- **Work task**
Return exactly the lines of the entries, from the one with "Serialize everything readable" to the last.

- **Record extracts**
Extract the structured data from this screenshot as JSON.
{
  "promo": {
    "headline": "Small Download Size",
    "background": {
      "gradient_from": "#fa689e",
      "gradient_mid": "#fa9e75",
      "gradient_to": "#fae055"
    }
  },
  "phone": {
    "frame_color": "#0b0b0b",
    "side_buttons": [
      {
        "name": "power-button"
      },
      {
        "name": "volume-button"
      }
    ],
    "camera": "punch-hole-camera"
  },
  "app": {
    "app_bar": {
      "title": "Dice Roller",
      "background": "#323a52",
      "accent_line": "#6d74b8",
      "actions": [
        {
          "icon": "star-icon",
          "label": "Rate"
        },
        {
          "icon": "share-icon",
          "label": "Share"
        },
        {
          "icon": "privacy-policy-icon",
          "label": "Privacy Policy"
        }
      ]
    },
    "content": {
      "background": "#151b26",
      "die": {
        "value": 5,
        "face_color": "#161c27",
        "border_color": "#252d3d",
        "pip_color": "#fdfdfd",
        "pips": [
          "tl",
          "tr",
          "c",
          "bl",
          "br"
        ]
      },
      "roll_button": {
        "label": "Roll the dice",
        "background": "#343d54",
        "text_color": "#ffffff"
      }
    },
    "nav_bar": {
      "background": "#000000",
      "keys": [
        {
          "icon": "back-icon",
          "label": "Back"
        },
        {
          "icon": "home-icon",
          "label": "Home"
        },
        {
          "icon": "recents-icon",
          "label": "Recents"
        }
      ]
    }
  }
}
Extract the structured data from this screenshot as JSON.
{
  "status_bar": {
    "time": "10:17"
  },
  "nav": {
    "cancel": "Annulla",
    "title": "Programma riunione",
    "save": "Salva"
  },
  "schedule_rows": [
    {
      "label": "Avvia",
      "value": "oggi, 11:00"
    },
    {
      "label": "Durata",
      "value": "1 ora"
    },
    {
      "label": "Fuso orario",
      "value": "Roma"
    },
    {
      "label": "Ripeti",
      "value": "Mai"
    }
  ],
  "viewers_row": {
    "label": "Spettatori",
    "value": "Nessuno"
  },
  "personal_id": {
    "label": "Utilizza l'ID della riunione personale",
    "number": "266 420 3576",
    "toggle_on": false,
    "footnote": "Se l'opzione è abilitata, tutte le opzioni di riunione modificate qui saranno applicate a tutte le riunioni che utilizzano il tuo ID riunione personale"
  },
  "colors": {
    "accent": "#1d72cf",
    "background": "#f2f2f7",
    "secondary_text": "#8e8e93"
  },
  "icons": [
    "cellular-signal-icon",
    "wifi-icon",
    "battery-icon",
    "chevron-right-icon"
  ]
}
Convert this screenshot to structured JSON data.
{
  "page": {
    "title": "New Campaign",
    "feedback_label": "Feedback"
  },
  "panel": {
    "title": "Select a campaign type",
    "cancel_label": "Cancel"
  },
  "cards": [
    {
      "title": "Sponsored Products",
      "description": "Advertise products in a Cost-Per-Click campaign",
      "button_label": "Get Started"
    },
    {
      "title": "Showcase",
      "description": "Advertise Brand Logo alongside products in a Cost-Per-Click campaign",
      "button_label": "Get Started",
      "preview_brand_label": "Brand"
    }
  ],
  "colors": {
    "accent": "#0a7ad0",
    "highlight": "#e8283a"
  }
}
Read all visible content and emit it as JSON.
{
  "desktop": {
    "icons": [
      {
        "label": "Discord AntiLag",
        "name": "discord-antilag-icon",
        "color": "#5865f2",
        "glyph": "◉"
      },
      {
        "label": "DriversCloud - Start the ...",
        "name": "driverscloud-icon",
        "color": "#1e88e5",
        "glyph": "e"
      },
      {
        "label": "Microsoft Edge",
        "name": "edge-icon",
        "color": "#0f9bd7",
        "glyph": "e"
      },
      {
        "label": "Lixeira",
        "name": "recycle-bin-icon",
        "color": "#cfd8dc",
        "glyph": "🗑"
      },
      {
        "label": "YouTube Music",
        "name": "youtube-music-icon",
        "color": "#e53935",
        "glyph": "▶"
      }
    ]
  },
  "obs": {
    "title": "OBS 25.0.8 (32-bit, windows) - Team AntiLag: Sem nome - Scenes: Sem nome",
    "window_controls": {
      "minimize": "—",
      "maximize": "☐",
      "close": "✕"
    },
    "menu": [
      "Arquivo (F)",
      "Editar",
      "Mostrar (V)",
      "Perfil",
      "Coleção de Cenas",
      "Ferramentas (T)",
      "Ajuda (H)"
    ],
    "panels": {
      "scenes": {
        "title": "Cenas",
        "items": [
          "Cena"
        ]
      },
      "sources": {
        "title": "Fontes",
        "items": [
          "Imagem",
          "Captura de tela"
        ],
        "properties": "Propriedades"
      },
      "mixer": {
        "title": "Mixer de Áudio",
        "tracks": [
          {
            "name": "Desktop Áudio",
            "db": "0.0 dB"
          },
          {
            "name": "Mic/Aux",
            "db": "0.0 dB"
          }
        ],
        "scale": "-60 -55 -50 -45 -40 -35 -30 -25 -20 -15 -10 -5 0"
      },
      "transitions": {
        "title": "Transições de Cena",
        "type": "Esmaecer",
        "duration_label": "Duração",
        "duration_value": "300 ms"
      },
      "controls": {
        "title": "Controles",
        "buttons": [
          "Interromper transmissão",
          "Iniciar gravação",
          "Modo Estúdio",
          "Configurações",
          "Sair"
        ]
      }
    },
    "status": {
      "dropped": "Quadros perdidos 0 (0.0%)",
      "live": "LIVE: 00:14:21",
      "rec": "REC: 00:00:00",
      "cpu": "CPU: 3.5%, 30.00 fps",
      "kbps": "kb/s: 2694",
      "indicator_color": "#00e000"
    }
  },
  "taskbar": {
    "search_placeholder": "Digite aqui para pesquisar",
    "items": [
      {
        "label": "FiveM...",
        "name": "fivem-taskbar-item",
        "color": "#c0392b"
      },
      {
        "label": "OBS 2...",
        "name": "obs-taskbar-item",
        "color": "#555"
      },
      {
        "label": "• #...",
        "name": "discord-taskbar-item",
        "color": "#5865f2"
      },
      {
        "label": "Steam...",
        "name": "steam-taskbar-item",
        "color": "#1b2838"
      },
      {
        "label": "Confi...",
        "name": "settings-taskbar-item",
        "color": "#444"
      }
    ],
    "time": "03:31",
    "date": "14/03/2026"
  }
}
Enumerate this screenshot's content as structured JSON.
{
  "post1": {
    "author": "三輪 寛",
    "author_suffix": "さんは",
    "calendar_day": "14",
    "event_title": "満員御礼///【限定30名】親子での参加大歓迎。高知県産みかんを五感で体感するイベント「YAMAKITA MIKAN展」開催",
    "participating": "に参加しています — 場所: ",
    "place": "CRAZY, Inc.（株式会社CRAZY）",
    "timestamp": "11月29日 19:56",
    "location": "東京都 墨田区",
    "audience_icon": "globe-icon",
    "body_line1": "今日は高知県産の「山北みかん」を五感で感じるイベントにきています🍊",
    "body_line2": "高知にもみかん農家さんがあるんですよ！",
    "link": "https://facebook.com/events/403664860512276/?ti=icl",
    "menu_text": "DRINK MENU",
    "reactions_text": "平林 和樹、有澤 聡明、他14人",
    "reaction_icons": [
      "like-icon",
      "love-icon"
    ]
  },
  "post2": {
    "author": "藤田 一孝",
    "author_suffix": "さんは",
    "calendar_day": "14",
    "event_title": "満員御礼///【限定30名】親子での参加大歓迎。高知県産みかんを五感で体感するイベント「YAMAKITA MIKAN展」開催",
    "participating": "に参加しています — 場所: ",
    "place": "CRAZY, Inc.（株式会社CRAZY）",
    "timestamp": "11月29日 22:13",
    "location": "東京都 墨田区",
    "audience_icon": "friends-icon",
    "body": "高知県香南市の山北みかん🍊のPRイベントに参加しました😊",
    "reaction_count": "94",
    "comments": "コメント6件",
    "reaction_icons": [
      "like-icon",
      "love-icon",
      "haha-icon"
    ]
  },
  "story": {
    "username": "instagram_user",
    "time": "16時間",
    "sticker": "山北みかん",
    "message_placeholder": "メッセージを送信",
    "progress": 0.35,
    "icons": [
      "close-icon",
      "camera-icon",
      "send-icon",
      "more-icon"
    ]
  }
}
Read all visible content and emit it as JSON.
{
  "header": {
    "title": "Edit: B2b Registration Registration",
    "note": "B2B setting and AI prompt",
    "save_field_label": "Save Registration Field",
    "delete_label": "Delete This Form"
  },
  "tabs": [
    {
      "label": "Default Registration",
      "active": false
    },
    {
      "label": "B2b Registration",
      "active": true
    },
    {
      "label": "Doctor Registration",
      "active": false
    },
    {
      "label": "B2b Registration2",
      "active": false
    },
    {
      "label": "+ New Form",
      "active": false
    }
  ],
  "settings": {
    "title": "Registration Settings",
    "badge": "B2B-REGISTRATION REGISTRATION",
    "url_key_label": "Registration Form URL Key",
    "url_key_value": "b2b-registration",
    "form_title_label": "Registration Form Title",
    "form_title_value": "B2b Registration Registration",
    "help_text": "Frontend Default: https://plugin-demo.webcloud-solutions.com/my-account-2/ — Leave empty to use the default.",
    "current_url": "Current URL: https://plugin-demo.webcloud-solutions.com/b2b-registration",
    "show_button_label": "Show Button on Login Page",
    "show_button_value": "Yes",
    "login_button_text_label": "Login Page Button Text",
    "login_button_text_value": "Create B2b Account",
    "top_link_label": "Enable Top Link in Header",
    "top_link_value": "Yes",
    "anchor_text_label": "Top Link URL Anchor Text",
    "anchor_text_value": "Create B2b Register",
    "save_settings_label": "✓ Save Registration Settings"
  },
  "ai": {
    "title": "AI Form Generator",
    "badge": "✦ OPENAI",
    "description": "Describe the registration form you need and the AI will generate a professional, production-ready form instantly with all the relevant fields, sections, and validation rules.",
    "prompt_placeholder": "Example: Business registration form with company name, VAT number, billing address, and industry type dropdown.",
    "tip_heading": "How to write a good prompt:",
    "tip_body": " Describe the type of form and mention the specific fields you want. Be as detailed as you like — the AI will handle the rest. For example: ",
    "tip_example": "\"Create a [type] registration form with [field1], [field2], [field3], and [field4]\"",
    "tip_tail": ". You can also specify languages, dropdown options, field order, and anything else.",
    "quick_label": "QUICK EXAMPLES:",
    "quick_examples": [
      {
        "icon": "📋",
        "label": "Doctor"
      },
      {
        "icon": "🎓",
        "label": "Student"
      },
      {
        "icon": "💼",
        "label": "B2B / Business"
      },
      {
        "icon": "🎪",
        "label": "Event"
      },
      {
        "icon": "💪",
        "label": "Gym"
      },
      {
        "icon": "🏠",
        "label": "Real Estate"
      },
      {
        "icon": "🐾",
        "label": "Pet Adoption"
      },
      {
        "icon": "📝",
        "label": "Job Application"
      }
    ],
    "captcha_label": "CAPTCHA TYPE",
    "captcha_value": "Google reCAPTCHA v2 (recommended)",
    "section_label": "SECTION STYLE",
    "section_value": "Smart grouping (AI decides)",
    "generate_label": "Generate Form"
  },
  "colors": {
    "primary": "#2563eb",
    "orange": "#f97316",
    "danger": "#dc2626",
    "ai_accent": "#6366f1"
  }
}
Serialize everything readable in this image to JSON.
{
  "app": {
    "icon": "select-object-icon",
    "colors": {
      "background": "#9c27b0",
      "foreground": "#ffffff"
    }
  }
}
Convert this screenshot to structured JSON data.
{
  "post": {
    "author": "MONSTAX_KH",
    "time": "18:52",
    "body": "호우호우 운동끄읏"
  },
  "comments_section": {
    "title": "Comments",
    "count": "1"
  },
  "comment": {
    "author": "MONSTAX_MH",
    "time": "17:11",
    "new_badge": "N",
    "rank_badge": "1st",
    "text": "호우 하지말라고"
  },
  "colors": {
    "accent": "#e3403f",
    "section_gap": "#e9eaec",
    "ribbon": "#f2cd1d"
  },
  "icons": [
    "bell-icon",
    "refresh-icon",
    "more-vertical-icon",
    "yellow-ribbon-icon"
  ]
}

- **Answer area**
Serialize everything readable in this image to JSON.
{
  "app": {
    "icon": "select-object-icon",
    "colors": {
      "background": "#9c27b0",
      "foreground": "#ffffff"
    }
  }
}
Convert this screenshot to structured JSON data.
{
  "post": {
    "author": "MONSTAX_KH",
    "time": "18:52",
    "body": "호우호우 운동끄읏"
  },
  "comments_section": {
    "title": "Comments",
    "count": "1"
  },
  "comment": {
    "author": "MONSTAX_MH",
    "time": "17:11",
    "new_badge": "N",
    "rank_badge": "1st",
    "text": "호우 하지말라고"
  },
  "colors": {
    "accent": "#e3403f",
    "section_gap": "#e9eaec",
    "ribbon": "#f2cd1d"
  },
  "icons": [
    "bell-icon",
    "refresh-icon",
    "more-vertical-icon",
    "yellow-ribbon-icon"
  ]
}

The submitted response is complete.